### INPUT DATA
====================
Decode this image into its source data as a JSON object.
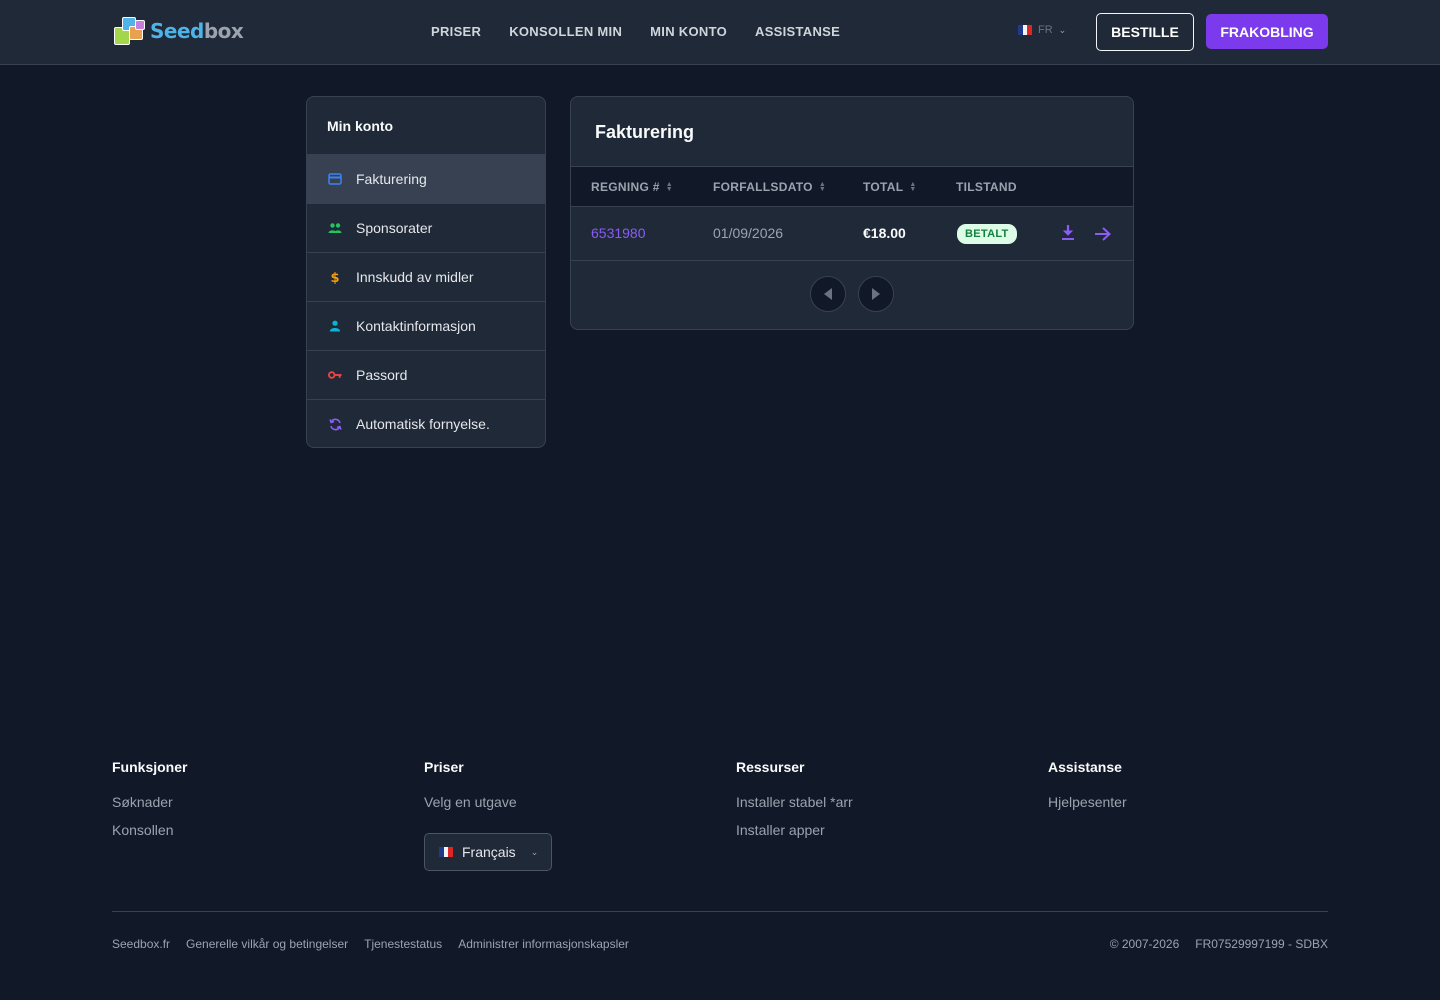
{
  "header": {
    "logo_text_a": "Seed",
    "logo_text_b": "box",
    "nav": [
      "PRISER",
      "KONSOLLEN MIN",
      "MIN KONTO",
      "ASSISTANSE"
    ],
    "lang_code": "FR",
    "order_label": "BESTILLE",
    "logout_label": "FRAKOBLING"
  },
  "sidebar": {
    "title": "Min konto",
    "items": [
      {
        "label": "Fakturering",
        "icon": "credit-card-icon",
        "color": "#3b82f6",
        "active": true
      },
      {
        "label": "Sponsorater",
        "icon": "users-icon",
        "color": "#22c55e"
      },
      {
        "label": "Innskudd av midler",
        "icon": "dollar-icon",
        "color": "#f59e0b"
      },
      {
        "label": "Kontaktinformasjon",
        "icon": "user-icon",
        "color": "#06b6d4"
      },
      {
        "label": "Passord",
        "icon": "key-icon",
        "color": "#ef4444"
      },
      {
        "label": "Automatisk fornyelse.",
        "icon": "refresh-icon",
        "color": "#8b5cf6"
      }
    ]
  },
  "billing": {
    "title": "Fakturering",
    "columns": [
      "REGNING #",
      "FORFALLSDATO",
      "TOTAL",
      "TILSTAND"
    ],
    "rows": [
      {
        "invoice": "6531980",
        "due": "01/09/2026",
        "total": "€18.00",
        "status": "BETALT"
      }
    ]
  },
  "footer": {
    "cols": [
      {
        "title": "Funksjoner",
        "links": [
          "Søknader",
          "Konsollen"
        ]
      },
      {
        "title": "Priser",
        "links": [
          "Velg en utgave"
        ]
      },
      {
        "title": "Ressurser",
        "links": [
          "Installer stabel *arr",
          "Installer apper"
        ]
      },
      {
        "title": "Assistanse",
        "links": [
          "Hjelpesenter"
        ]
      }
    ],
    "language": "Français",
    "bottom_links": [
      "Seedbox.fr",
      "Generelle vilkår og betingelser",
      "Tjenestestatus",
      "Administrer informasjonskapsler"
    ],
    "copyright": "© 2007-2026",
    "company_id": "FR07529997199 - SDBX"
  },
  "colors": {
    "accent": "#7c3aed",
    "paid_bg": "#dcfce7",
    "paid_text": "#15803d"
  }
}
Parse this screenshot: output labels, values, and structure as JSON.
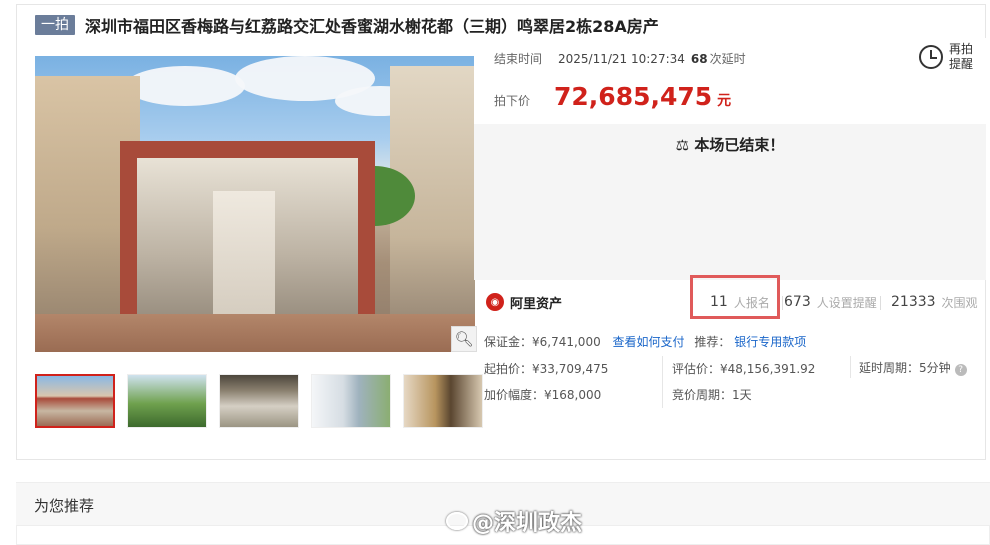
{
  "header": {
    "badge": "一拍",
    "title": "深圳市福田区香梅路与红荔路交汇处香蜜湖水榭花都（三期）鸣翠居2栋28A房产"
  },
  "auction": {
    "end_label": "结束时间",
    "end_time": "2025/11/21 10:27:34",
    "delay_count": "68",
    "delay_label": "次延时",
    "remind_line1": "再拍",
    "remind_line2": "提醒",
    "price_label": "拍下价",
    "price": "72,685,475",
    "currency": "元",
    "ended_text": "本场已结束！"
  },
  "stats": {
    "brand": "阿里资产",
    "signups": "11",
    "signups_label": "人报名",
    "reminders": "673",
    "reminders_label": "人设置提醒",
    "views": "21333",
    "views_label": "次围观"
  },
  "details": {
    "deposit": "保证金：¥6,741,000",
    "deposit_link": "查看如何支付",
    "recommend_label": "推荐：",
    "recommend_link": "银行专用款项",
    "start_price": "起拍价：¥33,709,475",
    "appraisal": "评估价：¥48,156,391.92",
    "delay_period": "延时周期：5分钟",
    "increment": "加价幅度：¥168,000",
    "bid_period": "竞价周期：1天"
  },
  "recommend": {
    "title": "为您推荐"
  },
  "watermark": "@深圳政杰",
  "icons": {
    "zoom": "magnifier-icon",
    "remind": "alarm-clock-icon",
    "gavel": "gavel-icon",
    "help": "question-icon"
  },
  "colors": {
    "accent": "#d0221b",
    "badge": "#6b7d9a",
    "link": "#1a66c9",
    "highlight": "#e05a5a"
  }
}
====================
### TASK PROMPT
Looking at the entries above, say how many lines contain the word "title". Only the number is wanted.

### EXERCISE RESPONSE
8